One nation to consider moving to is New Zealand. In this country, you'd be joining approximately 20,000 Americans who reside in this foreign country. Nearly all New Zealanders speak English, it's easy to obtain an emigration visa and work permit, and there are plenty of exciting things to do – think scuba diving, skiing, or even winemaking. The primary drawback of moving to this nation is that the cost of living in New Zealand is higher than in the United States.
This Central American country is located just a few hours form the United States by plane and offers a tropical environment marked by a mild climate and high biodiversity. Cost of living is much lower than in the U.S., and Panama's quality of life and level of human development are among the highest in Central America. Healthcare is excellent, the economy is strong, and both the native Panamanians and the sizable expat community are known for their welcoming natures. The official language of Panama is Spanish, and the country's monetary system uses U.S. dollars and coins (as well as Panamanian balboa coins).

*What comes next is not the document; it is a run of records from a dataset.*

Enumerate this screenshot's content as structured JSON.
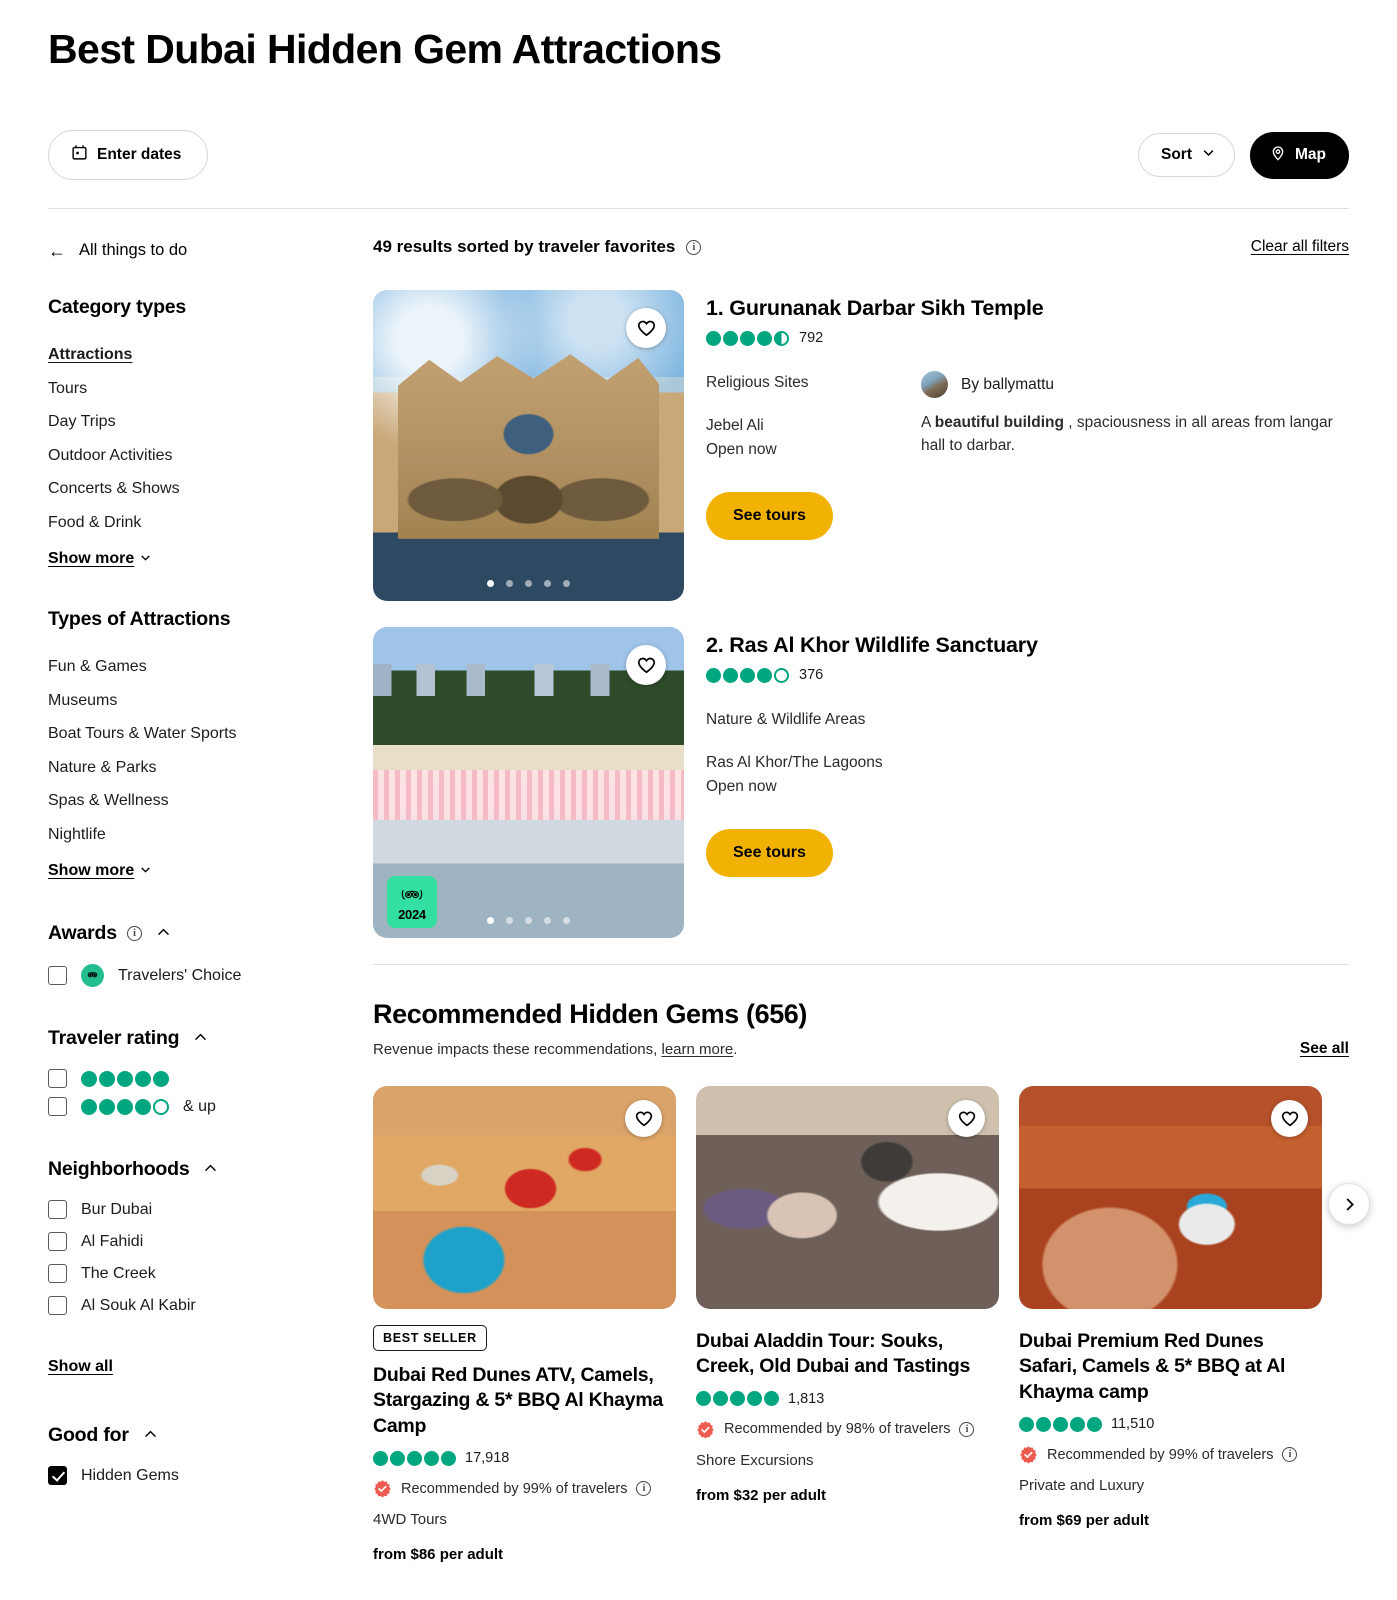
{
  "header": {
    "title": "Best Dubai Hidden Gem Attractions",
    "dates_button": "Enter dates",
    "sort_button": "Sort",
    "map_button": "Map"
  },
  "results_bar": {
    "back_label": "All things to do",
    "count_text": "49 results sorted by traveler favorites",
    "clear_filters": "Clear all filters"
  },
  "sidebar": {
    "category_types": {
      "title": "Category types",
      "items": [
        "Attractions",
        "Tours",
        "Day Trips",
        "Outdoor Activities",
        "Concerts & Shows",
        "Food & Drink"
      ],
      "active": "Attractions",
      "show_more": "Show more"
    },
    "types_of_attractions": {
      "title": "Types of Attractions",
      "items": [
        "Fun & Games",
        "Museums",
        "Boat Tours & Water Sports",
        "Nature & Parks",
        "Spas & Wellness",
        "Nightlife"
      ],
      "show_more": "Show more"
    },
    "awards": {
      "title": "Awards",
      "items": [
        {
          "label": "Travelers' Choice",
          "checked": false
        }
      ]
    },
    "traveler_rating": {
      "title": "Traveler rating",
      "rows": [
        {
          "bubbles": 5,
          "suffix": ""
        },
        {
          "bubbles": 4,
          "suffix": "& up"
        }
      ]
    },
    "neighborhoods": {
      "title": "Neighborhoods",
      "items": [
        {
          "label": "Bur Dubai",
          "checked": false
        },
        {
          "label": "Al Fahidi",
          "checked": false
        },
        {
          "label": "The Creek",
          "checked": false
        },
        {
          "label": "Al Souk Al Kabir",
          "checked": false
        }
      ],
      "show_all": "Show all"
    },
    "good_for": {
      "title": "Good for",
      "items": [
        {
          "label": "Hidden Gems",
          "checked": true
        }
      ]
    }
  },
  "attractions": [
    {
      "name": "1. Gurunanak Darbar Sikh Temple",
      "rating": 4.5,
      "reviews": "792",
      "category": "Religious Sites",
      "neighborhood": "Jebel Ali",
      "status": "Open now",
      "cta": "See tours",
      "reviewer": "By ballymattu",
      "quote_pre": "A ",
      "quote_bold": "beautiful building",
      "quote_post": " , spaciousness in all areas from langar hall to darbar.",
      "photo": "temple",
      "dots": 5,
      "active_dot": 0,
      "award_badge": null
    },
    {
      "name": "2. Ras Al Khor Wildlife Sanctuary",
      "rating": 4.0,
      "reviews": "376",
      "category": "Nature & Wildlife Areas",
      "neighborhood": "Ras Al Khor/The Lagoons",
      "status": "Open now",
      "cta": "See tours",
      "reviewer": null,
      "quote_pre": null,
      "quote_bold": null,
      "quote_post": null,
      "photo": "flamingo",
      "dots": 5,
      "active_dot": 0,
      "award_badge": "2024"
    }
  ],
  "recommended": {
    "title": "Recommended Hidden Gems (656)",
    "subtitle_pre": "Revenue impacts these recommendations, ",
    "subtitle_link": "learn more",
    "subtitle_post": ".",
    "see_all": "See all",
    "cards": [
      {
        "badge": "BEST SELLER",
        "name": "Dubai Red Dunes ATV, Camels, Stargazing & 5* BBQ Al Khayma Camp",
        "rating": 5.0,
        "reviews": "17,918",
        "recommended": "Recommended by 99% of travelers",
        "category": "4WD Tours",
        "price": "from $86 per adult",
        "photo": "atv"
      },
      {
        "badge": null,
        "name": "Dubai Aladdin Tour: Souks, Creek, Old Dubai and Tastings",
        "rating": 5.0,
        "reviews": "1,813",
        "recommended": "Recommended by 98% of travelers",
        "category": "Shore Excursions",
        "price": "from $32 per adult",
        "photo": "souk"
      },
      {
        "badge": null,
        "name": "Dubai Premium Red Dunes Safari, Camels & 5* BBQ at Al Khayma camp",
        "rating": 5.0,
        "reviews": "11,510",
        "recommended": "Recommended by 99% of travelers",
        "category": "Private and Luxury",
        "price": "from $69 per adult",
        "photo": "safari"
      }
    ]
  },
  "colors": {
    "bubble_green": "#00a680",
    "cta_yellow": "#f2b203",
    "badge_green": "#34e0a1",
    "rosette_red": "#ee5b50"
  }
}
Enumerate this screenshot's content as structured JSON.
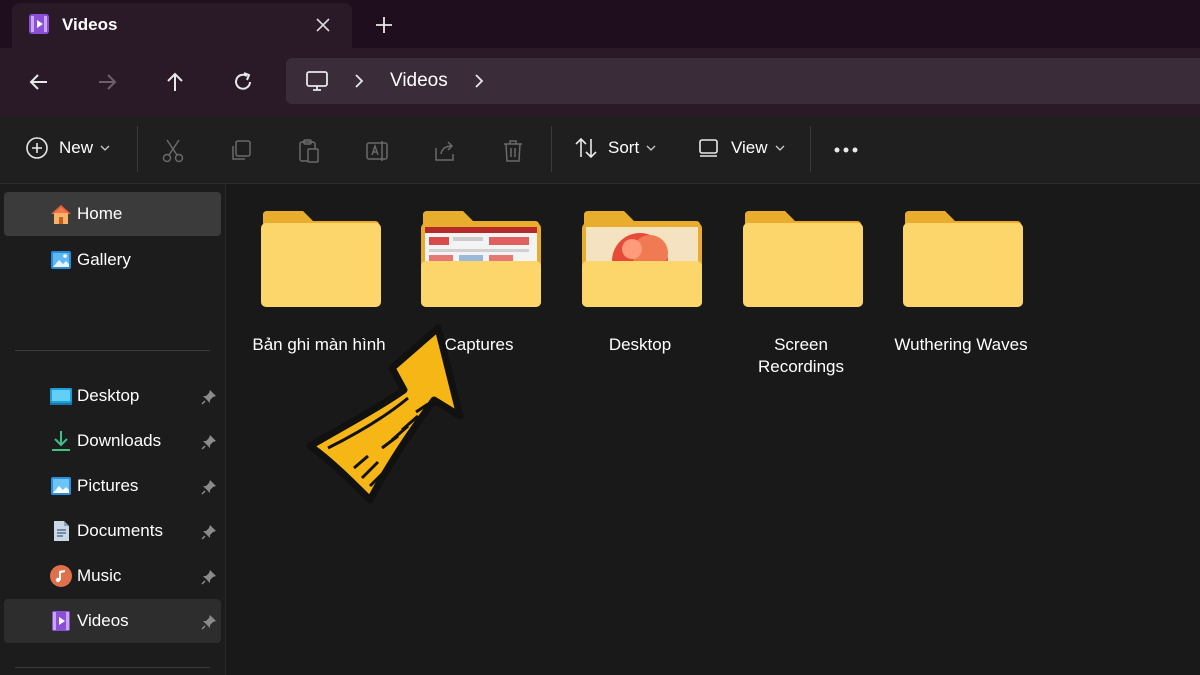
{
  "window": {
    "tab_title": "Videos",
    "tab_icon": "videos-folder-icon"
  },
  "address": {
    "breadcrumbs": [
      "Videos"
    ]
  },
  "toolbar": {
    "new_label": "New",
    "sort_label": "Sort",
    "view_label": "View"
  },
  "sidebar": {
    "top_items": [
      {
        "label": "Home",
        "icon": "home-icon"
      },
      {
        "label": "Gallery",
        "icon": "gallery-icon"
      }
    ],
    "pinned_items": [
      {
        "label": "Desktop",
        "icon": "desktop-icon"
      },
      {
        "label": "Downloads",
        "icon": "downloads-icon"
      },
      {
        "label": "Pictures",
        "icon": "pictures-icon"
      },
      {
        "label": "Documents",
        "icon": "documents-icon"
      },
      {
        "label": "Music",
        "icon": "music-icon"
      },
      {
        "label": "Videos",
        "icon": "videos-icon"
      }
    ]
  },
  "folders": [
    {
      "name": "Bản ghi màn hình"
    },
    {
      "name": "Captures"
    },
    {
      "name": "Desktop"
    },
    {
      "name": "Screen Recordings"
    },
    {
      "name": "Wuthering Waves"
    }
  ],
  "colors": {
    "titlebar": "#1f0e1d",
    "navbar": "#2a1a28",
    "folder_yellow": "#fcd66b",
    "arrow_yellow": "#f6b716"
  }
}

Positioned right next to Spain at Europe's western tip, Portugal blends ample greenery and beaches with excellent healthcare and a low cost of living roughly 30% less than that of the U.S. The Portuguese people are known for their friendliness and warmth, and many speak at least rudimentary English (which is taught in schools), especially in the more populated areas. The government often offers free Portuguese language classes for non-speakers, and Portugal frequently ranks as one of the safest countries in the world. Finally, the relocation process is both streamlined and simple.
Portugal's neighbor to the east boasts a similarly appealing climate (300-320 days of sun, for example), relaxed lifestyle, and easy-to-navigate residency system (including as a 12-month visa extendable for up to three years). Spain's healthcare system is both affordable and among the best in the world, its cost of living is 20-30% lower than the U.S. (especially housing), and its cuisine is world-renown. Roughly 40% of the population speaks English, a percentage that is expected to rise now that the language is taught regularly in schools. Spain is also a first-world country with all the expected comforts, such as 24-hour electricity, high-speed internet, and quick-and-clean public transportation.
One of the easiest countries to immigrate to in the world, Thailand combines first-rate cuisine with impressive natural attractions and a remarkably low cost of living (40%-60% lower than in the U.S. in most cases). Tourism is a large enough part of the Thai economy that many residents speak at least rudimentary English—particularly in the cities of Bangkok and Chiang Mai, which also boast sizable expat communities—but newcomers will benefit from learning a bit of Thai as well.
Additional countries that welcome American immigrants:
|Anguilla (U.K. territory)||Greece||Saint Lucia|
|Antigua and Barbuda||Grenada||Singapore|
|Barbados||Ireland||Svalbard (Netherlands territory)|
|Bermuda (U.K. territory)||Israel||Sweden|
|Cayman Islands (U.K. territory)||Japan||Switzerland|
|Costa Rica||Netherlands||United Arab Emirates|
|Czech Republic||Saint Kitts and Nevis||Vanuatu|